◆ **Work to complete**
Using the entries that follow, collect the lines where the word "social" appears.

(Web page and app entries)
:::

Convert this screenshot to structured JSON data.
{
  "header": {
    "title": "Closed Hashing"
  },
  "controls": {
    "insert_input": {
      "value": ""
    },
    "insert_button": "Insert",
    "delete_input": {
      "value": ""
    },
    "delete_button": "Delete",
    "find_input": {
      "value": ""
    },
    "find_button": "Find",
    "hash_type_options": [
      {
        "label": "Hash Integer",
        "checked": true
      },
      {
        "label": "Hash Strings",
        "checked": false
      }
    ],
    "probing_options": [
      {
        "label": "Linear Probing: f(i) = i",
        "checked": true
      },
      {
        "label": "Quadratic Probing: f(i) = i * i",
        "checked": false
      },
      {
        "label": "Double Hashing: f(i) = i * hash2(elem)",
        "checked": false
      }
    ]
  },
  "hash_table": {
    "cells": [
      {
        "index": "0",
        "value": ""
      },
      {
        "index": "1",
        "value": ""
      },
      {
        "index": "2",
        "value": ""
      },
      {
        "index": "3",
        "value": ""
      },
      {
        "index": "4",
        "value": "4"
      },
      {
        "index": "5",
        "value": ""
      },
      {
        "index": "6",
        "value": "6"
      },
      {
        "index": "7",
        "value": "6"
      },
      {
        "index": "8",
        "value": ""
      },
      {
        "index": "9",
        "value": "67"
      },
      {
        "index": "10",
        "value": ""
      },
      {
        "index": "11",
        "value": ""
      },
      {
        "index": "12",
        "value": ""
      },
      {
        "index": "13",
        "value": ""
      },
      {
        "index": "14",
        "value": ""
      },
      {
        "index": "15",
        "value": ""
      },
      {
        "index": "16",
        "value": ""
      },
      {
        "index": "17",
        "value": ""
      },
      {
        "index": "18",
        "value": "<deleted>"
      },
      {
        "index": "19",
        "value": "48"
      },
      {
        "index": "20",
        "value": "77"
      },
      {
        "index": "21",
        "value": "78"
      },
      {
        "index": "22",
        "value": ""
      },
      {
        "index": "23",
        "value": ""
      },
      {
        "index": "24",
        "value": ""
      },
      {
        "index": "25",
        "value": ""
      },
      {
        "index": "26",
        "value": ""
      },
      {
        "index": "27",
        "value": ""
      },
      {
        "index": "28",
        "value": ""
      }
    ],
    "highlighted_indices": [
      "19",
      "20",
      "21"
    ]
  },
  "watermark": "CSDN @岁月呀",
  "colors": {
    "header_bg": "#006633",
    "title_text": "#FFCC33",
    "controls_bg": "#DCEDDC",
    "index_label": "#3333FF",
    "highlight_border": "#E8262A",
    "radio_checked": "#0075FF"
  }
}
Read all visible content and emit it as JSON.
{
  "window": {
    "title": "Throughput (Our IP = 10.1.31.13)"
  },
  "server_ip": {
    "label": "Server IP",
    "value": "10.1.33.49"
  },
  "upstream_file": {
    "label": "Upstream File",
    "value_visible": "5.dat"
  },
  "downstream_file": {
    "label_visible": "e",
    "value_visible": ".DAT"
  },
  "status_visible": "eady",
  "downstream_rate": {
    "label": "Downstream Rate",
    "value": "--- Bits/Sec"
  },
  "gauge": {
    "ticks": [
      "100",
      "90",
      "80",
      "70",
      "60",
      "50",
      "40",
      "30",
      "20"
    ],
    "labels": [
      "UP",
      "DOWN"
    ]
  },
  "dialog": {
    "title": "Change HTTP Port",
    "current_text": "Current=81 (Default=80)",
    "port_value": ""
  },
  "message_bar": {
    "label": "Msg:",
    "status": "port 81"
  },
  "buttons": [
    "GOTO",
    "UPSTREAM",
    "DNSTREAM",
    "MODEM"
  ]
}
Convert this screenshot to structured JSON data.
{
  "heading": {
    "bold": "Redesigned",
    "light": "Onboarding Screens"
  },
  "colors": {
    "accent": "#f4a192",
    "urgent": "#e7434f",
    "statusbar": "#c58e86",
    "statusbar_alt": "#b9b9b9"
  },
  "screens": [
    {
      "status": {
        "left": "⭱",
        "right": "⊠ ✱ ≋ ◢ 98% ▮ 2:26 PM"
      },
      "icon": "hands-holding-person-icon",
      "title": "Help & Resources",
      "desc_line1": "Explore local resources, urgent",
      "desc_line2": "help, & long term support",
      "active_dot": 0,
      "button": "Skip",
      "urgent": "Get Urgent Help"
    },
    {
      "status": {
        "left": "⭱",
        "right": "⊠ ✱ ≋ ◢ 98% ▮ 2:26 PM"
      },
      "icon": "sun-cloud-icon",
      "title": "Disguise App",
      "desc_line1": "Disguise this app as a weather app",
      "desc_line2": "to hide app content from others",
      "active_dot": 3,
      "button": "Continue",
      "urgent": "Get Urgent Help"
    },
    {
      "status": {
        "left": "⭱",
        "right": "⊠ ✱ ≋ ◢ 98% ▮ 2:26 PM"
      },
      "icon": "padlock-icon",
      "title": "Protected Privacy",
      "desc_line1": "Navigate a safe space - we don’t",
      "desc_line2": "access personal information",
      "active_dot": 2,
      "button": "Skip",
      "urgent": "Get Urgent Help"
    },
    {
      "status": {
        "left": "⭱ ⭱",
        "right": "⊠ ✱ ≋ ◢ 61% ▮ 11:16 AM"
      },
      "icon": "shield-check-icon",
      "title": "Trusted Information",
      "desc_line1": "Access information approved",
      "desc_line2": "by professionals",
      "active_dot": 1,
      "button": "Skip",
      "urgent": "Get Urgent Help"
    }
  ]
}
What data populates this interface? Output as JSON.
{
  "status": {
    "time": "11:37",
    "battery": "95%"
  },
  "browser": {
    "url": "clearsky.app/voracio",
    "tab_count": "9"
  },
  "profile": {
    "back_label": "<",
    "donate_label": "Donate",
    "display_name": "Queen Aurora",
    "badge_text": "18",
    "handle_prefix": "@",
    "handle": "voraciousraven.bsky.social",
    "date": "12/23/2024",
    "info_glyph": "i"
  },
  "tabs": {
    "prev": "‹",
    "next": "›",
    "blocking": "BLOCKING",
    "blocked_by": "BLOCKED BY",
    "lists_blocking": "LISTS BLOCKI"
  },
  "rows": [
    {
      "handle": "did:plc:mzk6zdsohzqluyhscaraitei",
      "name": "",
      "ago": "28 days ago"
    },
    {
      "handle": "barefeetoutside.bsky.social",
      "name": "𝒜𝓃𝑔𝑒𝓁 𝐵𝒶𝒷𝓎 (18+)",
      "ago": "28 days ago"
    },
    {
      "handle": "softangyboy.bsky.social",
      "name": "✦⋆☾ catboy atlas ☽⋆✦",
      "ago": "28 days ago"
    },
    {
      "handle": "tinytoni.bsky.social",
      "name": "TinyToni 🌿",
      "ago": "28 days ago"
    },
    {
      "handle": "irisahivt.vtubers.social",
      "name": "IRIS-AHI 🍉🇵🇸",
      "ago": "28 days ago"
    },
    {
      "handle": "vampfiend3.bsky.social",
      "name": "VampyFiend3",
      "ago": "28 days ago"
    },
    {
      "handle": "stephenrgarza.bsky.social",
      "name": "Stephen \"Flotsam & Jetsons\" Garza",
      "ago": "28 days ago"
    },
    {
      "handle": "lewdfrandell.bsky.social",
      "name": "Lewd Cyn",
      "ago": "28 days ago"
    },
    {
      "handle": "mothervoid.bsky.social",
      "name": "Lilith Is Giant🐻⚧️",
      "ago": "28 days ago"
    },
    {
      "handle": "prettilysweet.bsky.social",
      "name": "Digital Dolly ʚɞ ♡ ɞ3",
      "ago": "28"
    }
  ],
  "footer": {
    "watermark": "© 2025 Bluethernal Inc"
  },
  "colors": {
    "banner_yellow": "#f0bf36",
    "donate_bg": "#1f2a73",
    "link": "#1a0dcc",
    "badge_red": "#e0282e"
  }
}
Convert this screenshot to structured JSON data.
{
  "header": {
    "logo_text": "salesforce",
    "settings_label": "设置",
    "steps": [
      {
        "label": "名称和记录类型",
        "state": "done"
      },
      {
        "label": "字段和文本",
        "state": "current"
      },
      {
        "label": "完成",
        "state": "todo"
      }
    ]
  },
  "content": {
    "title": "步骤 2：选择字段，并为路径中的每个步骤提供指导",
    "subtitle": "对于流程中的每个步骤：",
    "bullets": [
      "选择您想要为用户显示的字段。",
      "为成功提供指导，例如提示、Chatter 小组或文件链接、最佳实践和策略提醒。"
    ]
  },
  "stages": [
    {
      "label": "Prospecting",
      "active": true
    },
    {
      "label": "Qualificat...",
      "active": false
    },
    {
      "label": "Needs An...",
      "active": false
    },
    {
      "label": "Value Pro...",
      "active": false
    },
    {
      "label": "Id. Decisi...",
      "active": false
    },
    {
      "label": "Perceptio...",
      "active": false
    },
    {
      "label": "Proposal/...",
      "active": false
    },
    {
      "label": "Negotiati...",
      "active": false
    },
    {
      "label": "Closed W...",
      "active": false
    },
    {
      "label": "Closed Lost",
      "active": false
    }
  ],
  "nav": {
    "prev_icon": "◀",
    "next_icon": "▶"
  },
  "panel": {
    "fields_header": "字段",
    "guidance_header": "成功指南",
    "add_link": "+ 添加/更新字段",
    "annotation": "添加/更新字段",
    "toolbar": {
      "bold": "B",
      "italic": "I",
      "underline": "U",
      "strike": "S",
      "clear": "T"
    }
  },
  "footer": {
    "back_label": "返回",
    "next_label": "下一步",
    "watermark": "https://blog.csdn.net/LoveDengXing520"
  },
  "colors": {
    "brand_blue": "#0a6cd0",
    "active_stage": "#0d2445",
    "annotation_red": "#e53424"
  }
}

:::

◆ **Reply to the exercise**
    "handle": "voraciousraven.bsky.social",
      "handle": "barefeetoutside.bsky.social",
      "handle": "softangyboy.bsky.social",
      "handle": "tinytoni.bsky.social",
      "handle": "irisahivt.vtubers.social",
      "handle": "vampfiend3.bsky.social",
      "handle": "stephenrgarza.bsky.social",
      "handle": "lewdfrandell.bsky.social",
      "handle": "mothervoid.bsky.social",
      "handle": "prettilysweet.bsky.social",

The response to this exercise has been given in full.